“Using scp when multiple-stream methods are available is akin to drivers using a single lane of a 10-lane highway,” Nam said.
Staff tested three multiple-stream tools compatible with and optimized for OLCF systems—bbcp, GridFTP, and Globus Online—for ease of use and reliable availability.
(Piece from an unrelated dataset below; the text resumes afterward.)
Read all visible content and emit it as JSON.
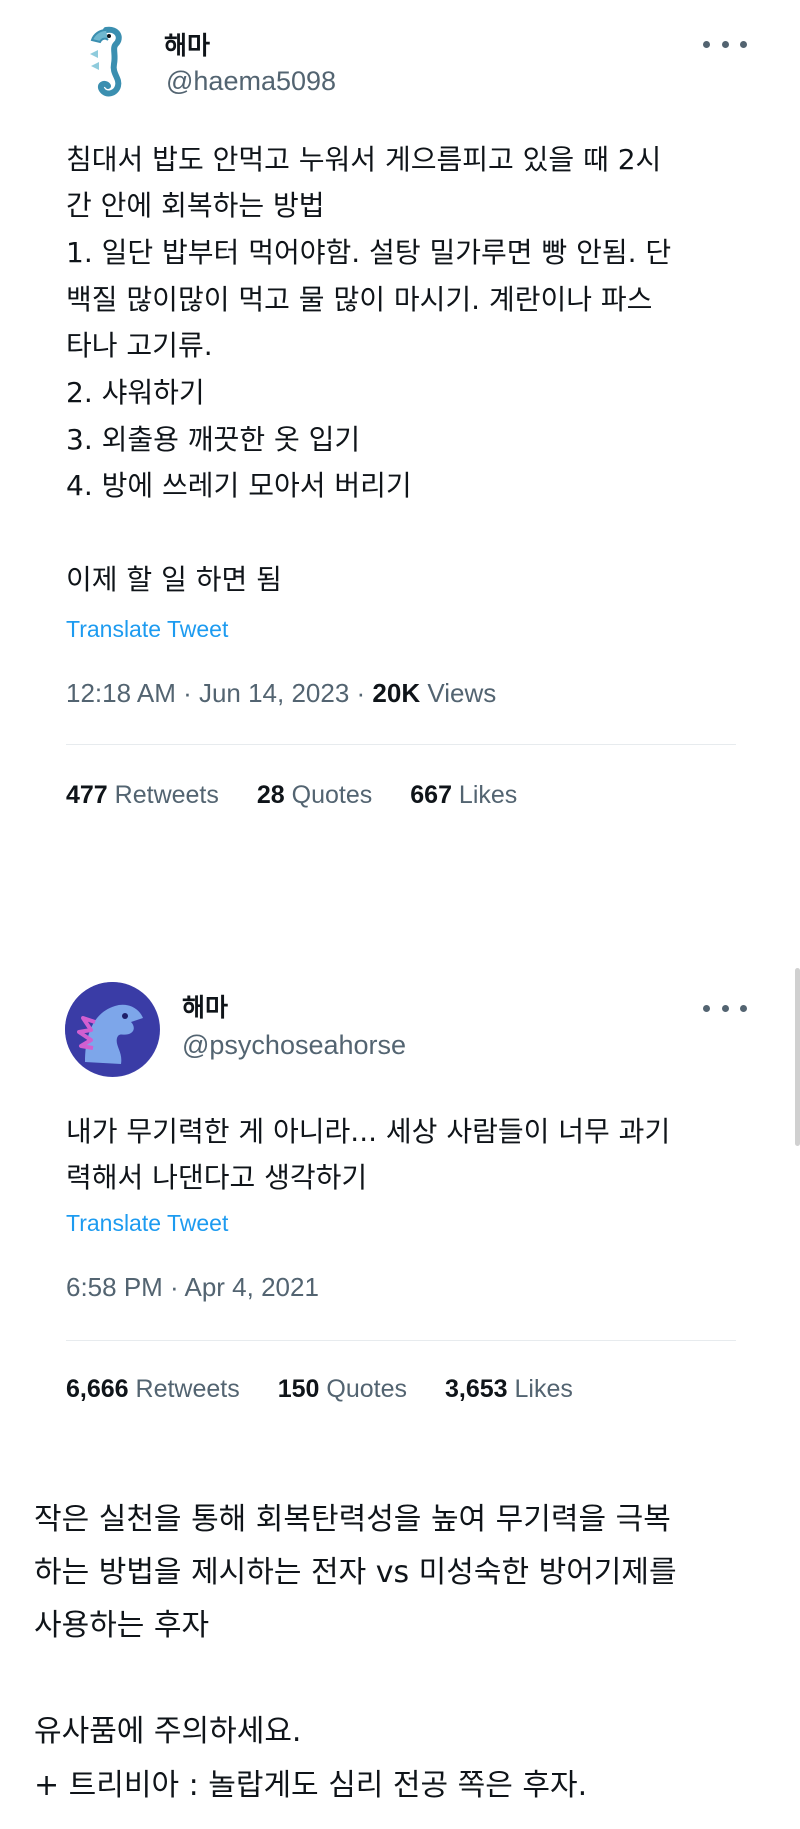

Results showed that bbcp and GridFTP transferred data up to 15 times faster than scp in performance tests.
“Although these multi-streaming tools were available to users, they were being grossly underutilized,” Parete-Koon said. “We wondered why researchers were not taking advantage of these tools.”
Through the survey and conversations with users, the team identified why researchers were stuck on scp.
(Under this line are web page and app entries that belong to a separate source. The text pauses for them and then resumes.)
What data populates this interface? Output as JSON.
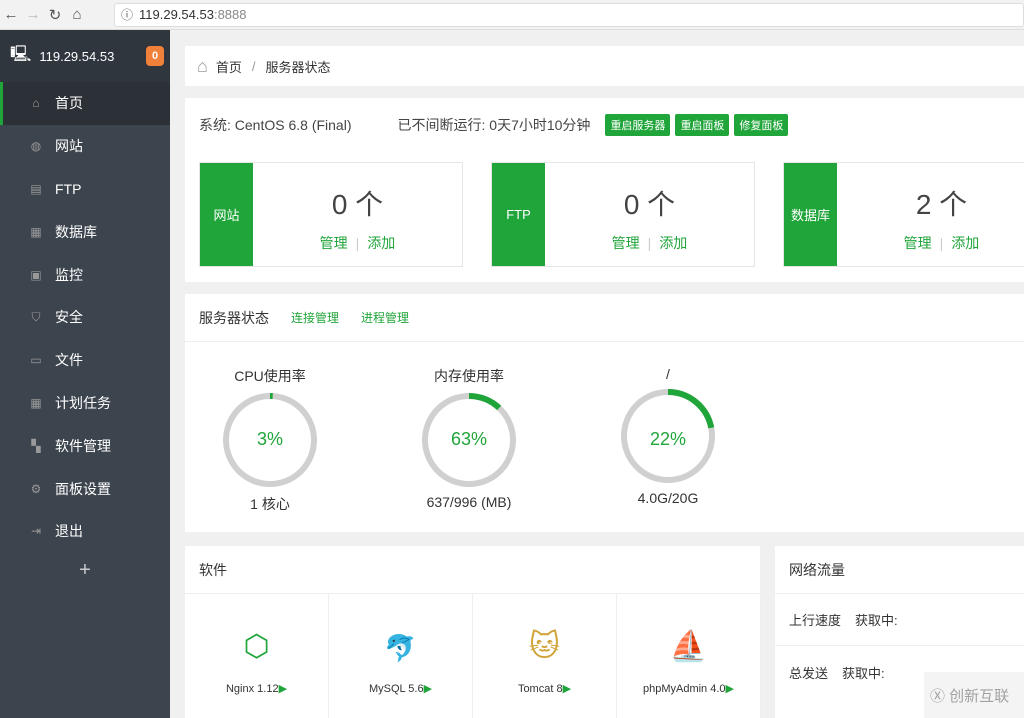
{
  "browser": {
    "url_host": "119.29.54.53",
    "url_port": ":8888"
  },
  "sidebar": {
    "server": "119.29.54.53",
    "badge": "0",
    "items": [
      {
        "label": "首页",
        "icon": "home-icon",
        "active": true
      },
      {
        "label": "网站",
        "icon": "globe-icon"
      },
      {
        "label": "FTP",
        "icon": "ftp-icon"
      },
      {
        "label": "数据库",
        "icon": "database-icon"
      },
      {
        "label": "监控",
        "icon": "monitor-icon"
      },
      {
        "label": "安全",
        "icon": "shield-icon"
      },
      {
        "label": "文件",
        "icon": "folder-icon"
      },
      {
        "label": "计划任务",
        "icon": "calendar-icon"
      },
      {
        "label": "软件管理",
        "icon": "grid-icon"
      },
      {
        "label": "面板设置",
        "icon": "gear-icon"
      },
      {
        "label": "退出",
        "icon": "logout-icon"
      }
    ],
    "add": "+"
  },
  "breadcrumb": {
    "home": "首页",
    "sep": "/",
    "current": "服务器状态"
  },
  "system": {
    "os": "系统: CentOS 6.8 (Final)",
    "uptime": "已不间断运行: 0天7小时10分钟",
    "buttons": [
      "重启服务器",
      "重启面板",
      "修复面板"
    ],
    "stats": [
      {
        "label": "网站",
        "count": "0 个",
        "manage": "管理",
        "add": "添加"
      },
      {
        "label": "FTP",
        "count": "0 个",
        "manage": "管理",
        "add": "添加"
      },
      {
        "label": "数据库",
        "count": "2 个",
        "manage": "管理",
        "add": "添加"
      }
    ]
  },
  "status": {
    "title": "服务器状态",
    "links": [
      "连接管理",
      "进程管理"
    ],
    "accent": "#20a53a",
    "gauges": [
      {
        "title": "CPU使用率",
        "value": "3%",
        "sub": "1 核心",
        "fill": 0.01
      },
      {
        "title": "内存使用率",
        "value": "63%",
        "sub": "637/996 (MB)",
        "fill": 0.12
      },
      {
        "title": "/",
        "value": "22%",
        "sub": "4.0G/20G",
        "fill": 0.22
      }
    ]
  },
  "software": {
    "title": "软件",
    "items": [
      {
        "name": "Nginx 1.12"
      },
      {
        "name": "MySQL 5.6"
      },
      {
        "name": "Tomcat 8"
      },
      {
        "name": "phpMyAdmin 4.0"
      }
    ]
  },
  "network": {
    "title": "网络流量",
    "rows": [
      {
        "label": "上行速度",
        "value": "获取中:"
      },
      {
        "label": "总发送",
        "value": "获取中:"
      }
    ]
  },
  "watermark": "创新互联"
}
Users were willing to sit on standby during long stretches of data transfer not only because they were typically more familiar with scp, but also because some multiple-stream methods require a lengthy setup process that can take several days, creating a high barrier to entry.
“Because of a high level of cybersecurity at the OLCF and other computing facilities, transferring files requires additional steps that seem inconvenient and overly complicated to users,” Parete-Koon said. “For example, to use GridFTP, OLCF users need an Open Science Grid Certificate, which is like a passport that users ‘own’ and are responsible for maintaining.”
Despite the improved transfer capabilities of GridFTP, only 37 Open Science Grid Certificates— out of 157 projects with about 500 users—had been activated on OLCF systems as of November 2013.
“We tested how fast these tools worked and asked ourselves if each tool would be convenient enough so people would go through the extra setup work,” Parete-Koon said.
“The results in our paper show that better transfer speed is worth it.”
Open grid certificates also enable users to launch an automated workflow from a batch script.
“The ability to seamlessly integrate data transfer into the scientific workflow with a batch script is where the benefit of the grid certificate authentication becomes even more apparent,” Nam said. “The certificates allow users to have uninterrupted productivity even when they’re not sitting in front of a computer screen.”
Based on the performance test results for bbcp, GridFTP, and Globus Online, the OLCF is recommending users with large data transfers apply for the certificate and take advantage of the specialized data transfer nodes.
In an effort to help users navigate the complicated setup process, Parete-Koon extended the research from the paper to establish documentation and user support.
“Suzanne [Parete-Koon] presented this information during a user conference call to a packed audience, which shows that users are interested in this topic and are looking for solutions,” Nam said.
Parete-Koon shared a sample, automated workflow that uses three scripts: the first to schedule a data transfer node, the second to launch an application, and the third to transfer files to longer-term data storage or a remote site for analysis. She is now working on a specialized data transfer user’s guide.
“After the conference call, one user thanked us because he was able to transfer 2 years of data—almost 19 terabytes—in five streams with an average rate of 1,290 megabits per second,” Nam said. “That is about five times faster than an optimized scp transfer.” —Katie Elyce Jones